It’s good that watchdogs are keeping their eye on the Gates Foundation and that thoughtful experts are monitoring the overall benefits of global health philanthropies, but Sunday’s LA Times story on the Gates Foundation was awfully sensational.
It basically says money the foundation is spending battling AIDS in Africa is distorting the continent’s already poor healthcare system, drawing resources and luring desparately needed healthcare workers to better-paying jobs funded by grants. It also questions priorities, noting that people are still dying of hunger — some are so hungry they throw up the AIDS medicine the foundation is funding.
These are interesting questions and there is great on-the-ground reporting, but the story uses a terrible anecdote of an infant’s death to make its point.
Here’s an excerpt from the story, headlined “Unintended victims of Gates Foundation generosity”:
There was no oxygen tube for Mankuebe. She asphyxiated for lack of a second valve. It would have cost $35.
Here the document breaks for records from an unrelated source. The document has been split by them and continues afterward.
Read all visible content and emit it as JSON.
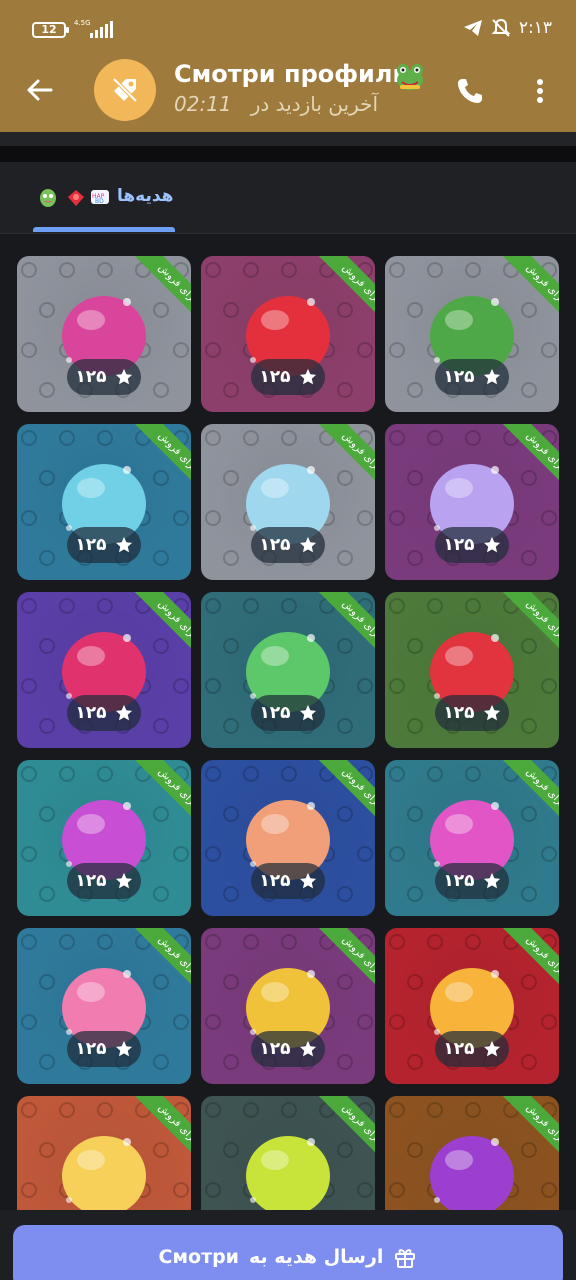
{
  "status_bar": {
    "battery": "12",
    "network": "4.5G",
    "time": "۲:۱۳"
  },
  "header": {
    "title": "Смотри профиль",
    "subtitle_prefix": "آخرین بازدید در",
    "subtitle_time": "02:11"
  },
  "tabs": [
    {
      "label": "هدیه‌ها",
      "selected": true
    }
  ],
  "gifts": [
    {
      "name": "happy-birthday",
      "price": "۱۲۵",
      "badge": "برای فروش",
      "bg": "#8f939c",
      "art": "#d9459a"
    },
    {
      "name": "red-star-ornament",
      "price": "۱۲۵",
      "badge": "برای فروش",
      "bg": "#8c3f6a",
      "art": "#e4303d"
    },
    {
      "name": "frog-egg",
      "price": "۱۲۵",
      "badge": "برای فروش",
      "bg": "#8f939c",
      "art": "#4fa848"
    },
    {
      "name": "candy-jar",
      "price": "۱۲۵",
      "badge": "برای فروش",
      "bg": "#2f7a9c",
      "art": "#6fd0e6"
    },
    {
      "name": "birthday-cake",
      "price": "۱۲۵",
      "badge": "برای فروش",
      "bg": "#8f939c",
      "art": "#9fd7ee"
    },
    {
      "name": "ribbon-bow",
      "price": "۱۲۵",
      "badge": "برای فروش",
      "bg": "#7a3b7c",
      "art": "#b9a2f0"
    },
    {
      "name": "magic-star-wand",
      "price": "۱۲۵",
      "badge": "برای فروش",
      "bg": "#5a3fa8",
      "art": "#e0336e"
    },
    {
      "name": "hot-drink",
      "price": "۱۲۵",
      "badge": "برای فروش",
      "bg": "#2f6d78",
      "art": "#5cc86a"
    },
    {
      "name": "heart-calendar",
      "price": "۱۲۵",
      "badge": "برای فروش",
      "bg": "#4d7a3b",
      "art": "#e2343f"
    },
    {
      "name": "lollipop",
      "price": "۱۲۵",
      "badge": "برای فروش",
      "bg": "#2f8c95",
      "art": "#c84fd3"
    },
    {
      "name": "candle",
      "price": "۱۲۵",
      "badge": "برای فروش",
      "bg": "#2d4fa0",
      "art": "#f09f78"
    },
    {
      "name": "tea-light",
      "price": "۱۲۵",
      "badge": "برای فروش",
      "bg": "#2f7a8c",
      "art": "#e255c6"
    },
    {
      "name": "ice-cream-sundae",
      "price": "۱۲۵",
      "badge": "برای فروش",
      "bg": "#2f7a9c",
      "art": "#f07cb0"
    },
    {
      "name": "bow-tie",
      "price": "۱۲۵",
      "badge": "برای فروش",
      "bg": "#7a3b7c",
      "art": "#f0c23a"
    },
    {
      "name": "fire-sword",
      "price": "۱۲۵",
      "badge": "برای فروش",
      "bg": "#b5232e",
      "art": "#f7b33a"
    },
    {
      "name": "sparkler",
      "price": "",
      "badge": "برای فروش",
      "bg": "#c0583a",
      "art": "#f7d05a"
    },
    {
      "name": "flower",
      "price": "",
      "badge": "برای فروش",
      "bg": "#3e5452",
      "art": "#c8e43a"
    },
    {
      "name": "snow-globe",
      "price": "",
      "badge": "برای فروش",
      "bg": "#8c5320",
      "art": "#9c3fd0"
    }
  ],
  "send_button": {
    "label": "ارسال هدیه به",
    "name": "Смотри"
  },
  "colors": {
    "header_bg": "#9e7b3c",
    "accent": "#6da0f5",
    "badge_green": "#4caa3c",
    "button": "#7e8ef0"
  }
}
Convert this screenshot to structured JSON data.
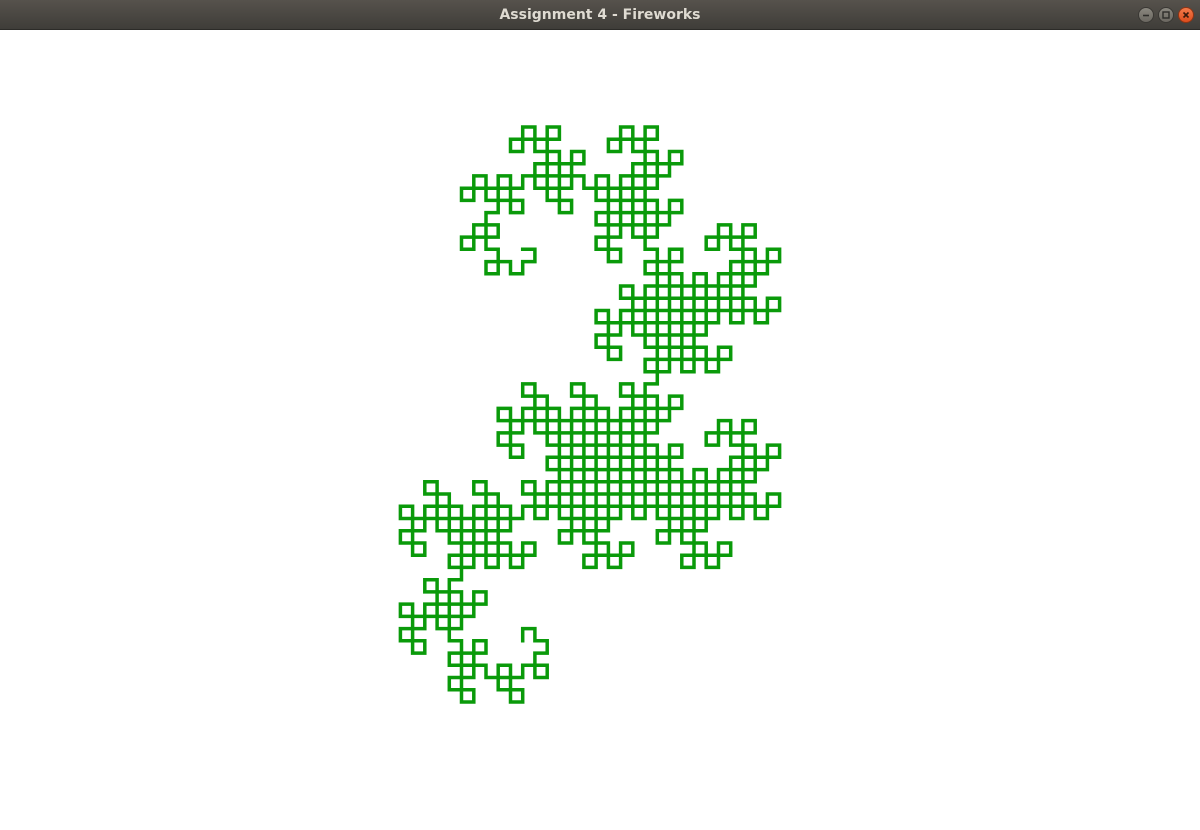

The hospital, with no staff to move Mankuebe’s remains to the morgue, placed her body on a shelf near the delivery room while her father arranged for burial. The tiny corpse was swaddled in a baby blanket. A handwritten death notice was stuck to the blanket with a used hypodermic needle.
The Gates Foundation, endowed by the personal fortunes of the Microsoft Corp. chairman, his wife and Berkshire Hathaway Inc. Chairman Warren E. Buffett, has given $650 million to the Global Fund. But the oxygen valve fell outside the priorities of the fund’s grants to Lesotho.
Every day, nurses say, one or two babies at the hospital die as Mankuebe did — bypassed in a place where AIDS overshadows other concerns.
That’s a low blow, because it implies the foundation is responsible because it didn’t spend $35 for a valve.
The lack of a valve in a chronically underfunded African hospital isn’t a smoking gun. Maybe I missed something in the story, but it didn’t say the valve would have been there if not for the priority placed on AIDS work because of the Gates money. So how does that make Mankuebe an “unintended victim”?
The story actually says the foundation gave the child a chance to come into the world, because it had earlier saved the child’s mother, not to mention all the children saved by its work on malaria and other critical problems.
It does a good job showing that the AIDS work is stressing Africa’s healthcare system, and it’s a reminder that the foundation is still young and has issues to sort out, such as the side effects of its giant footprint.
It’s also good for the public to know about the foundation’s challenges and outcomes, intended and unintended. With all the money being spent, there’s going to be some dirt.
I’m glad there are newspapers with the resources to do this kind of reporting, but I wish the story had more context.
Also, if the goal is to pressure the foundation to spend more on basic healthcare delivery in places like Africa, I’m not sure the best route is to suggest Mankuebe died because of bad decisions made in Seattle.